This can all appear like the standard push and pull of trade negotiations between countries. Yet look closely and this battle — which is sure to play out at COP26, the United Nations’ November climate conference in Glasgow — has everything to do with our choices.
Traditionally, we compute each country’s carbon footprint by calculating the total emissions of carbon dioxide within its geographic boundaries. China is the world’s most polluting nation by this metric, with the U.S. a distant second and India an even more remote third. Russia, Japan and Germany take the next three spots.
Developing nations have long argued that the world ought to look at per capita emissions: After all, surely an ordinary Filipino national is entitled to the same emissions as someone in New York. By this measure, wealthy, oil and gas producing Middle Eastern nations like Qatar, Kuwait and Saudi Arabia are among the worst offenders, along with rich or sparsely populated Western countries like Canada, Montenegro and Luxembourg. The average American citizen has a carbon footprint twice that of a Chinese person.
Yet if everyone were to aspire to a Qatari level of per capita emissions, the world would have no chance of surviving. That clearly isn’t the answer.
What if we instead took an entirely new approach to apportion culpability for global warming, one that focuses on understanding our individual and collective roles in the crisis? What if we calculate responsibility for emissions based on consumption rather than production? After all, whether it’s Ethiopian coffee or Bangladesh-made garments, manufacturing across the developing world is often geared toward Western demand.
Should an Ethiopian farmer take all the blame for the carbon dioxide emitted while producing coffee that’s sipped in a hipster café in San Francisco? Should a Bangladeshi mother of three working on subsistence wages be held accountable for the Zara onesie she helps produce — when it’s my 6-month-old who will wear it?

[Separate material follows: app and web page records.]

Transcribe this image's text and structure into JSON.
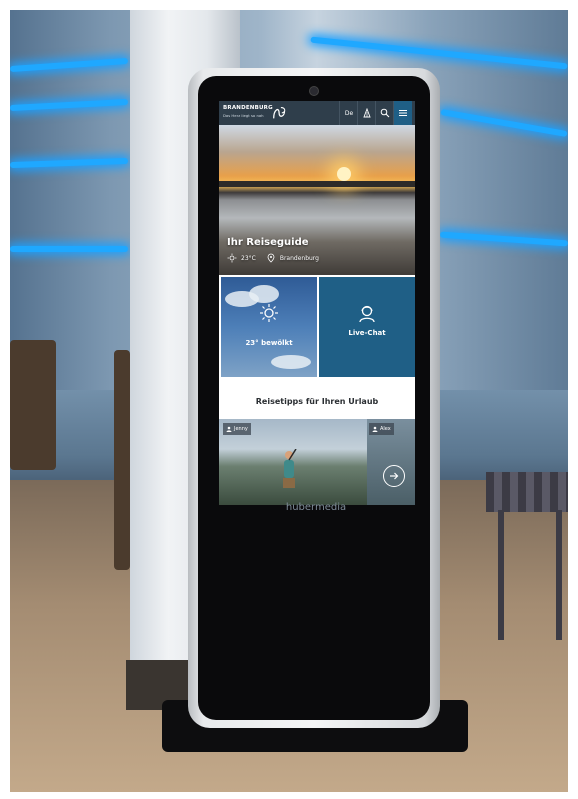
{
  "kiosk": {
    "brand": "hubermedia",
    "topbar": {
      "logo_title": "BRANDENBURG",
      "logo_subtitle": "Das Herz liegt so nah",
      "language": "De",
      "icons": [
        "hiking-icon",
        "search-icon",
        "menu-icon"
      ]
    },
    "hero": {
      "title": "Ihr Reiseguide",
      "temperature": "23°C",
      "location": "Brandenburg"
    },
    "tiles": {
      "weather_label": "23° bewölkt",
      "chat_label": "Live-Chat"
    },
    "tips": {
      "title": "Reisetipps für Ihren Urlaub",
      "card_left_name": "Jenny",
      "card_right_name": "Alex"
    },
    "colors": {
      "topbar": "#2f3e4b",
      "chat_tile": "#1f5f86",
      "weather_tile": "#2f5b96",
      "neon": "#1fa8ff"
    }
  }
}
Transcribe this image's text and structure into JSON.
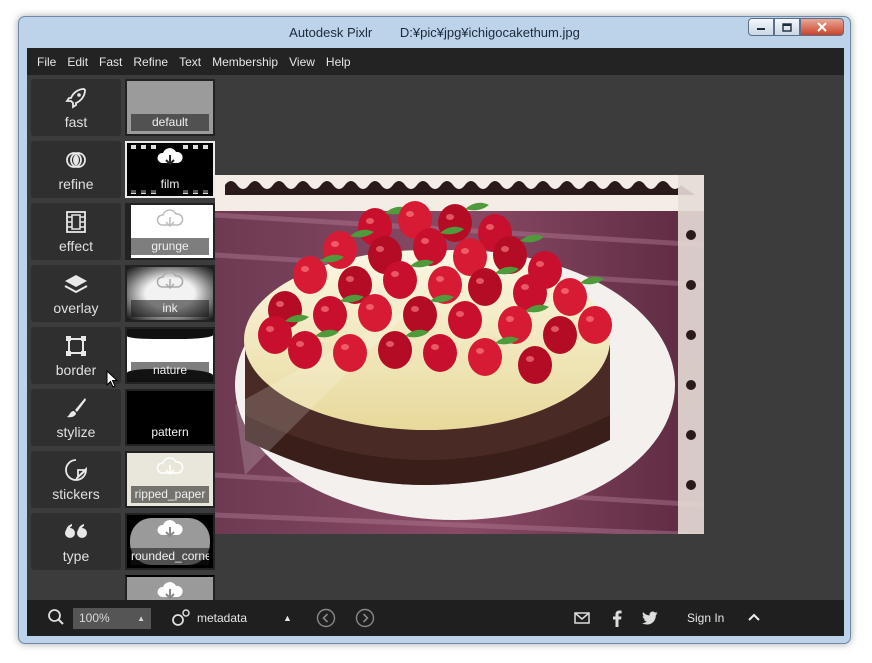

Consider the facts. Bangladesh’s garment industry has an annual revenue of $34 billion. Its domestic clothing market is less than $3 billion. More than 90% of its famed industry of ready-made clothes is targeted at exports, with Europe and the U.S. among its major markets.
The fashion industry is responsible for 10% of global greenhouse gas emissions, and much of that currently gets added up as the carbon footprint of countries like Bangladesh, China and Vietnam. But their pollution-spewing manufacturing units are what allow the West to enjoy consumer goods and higher profits without worrying about dirty air at home.
If we calculate our climate guilt based on consumption rather than production, China’s carbon emissions, for instance, drop significantly. America’s emissions rise. And Western Europe is the worst offender when it comes to net carbon consumption.
Here’s why this matters. As long as we determine each country’s climate responsibility based on their production emissions, it’s easy for wealthy nations that have shipped polluting industries overseas to pretend they’re cleaner than the grimy “Global South.” Poorer nations need that investment, and so there’s little economic incentive for either side to change. Punitive taxes on developing nations only compound inequity.
By instead holding each nation accountable for their carbon consumption, we give the big, wealthy nations that wield influence in global trade an incentive to really change — no matter whether their factories are in Mexico or Maine. And consumers like me rightly get shamed for unnecessary purchases.
This brings me to you. Are you ready to gulp down some guilt with that cuppa joe?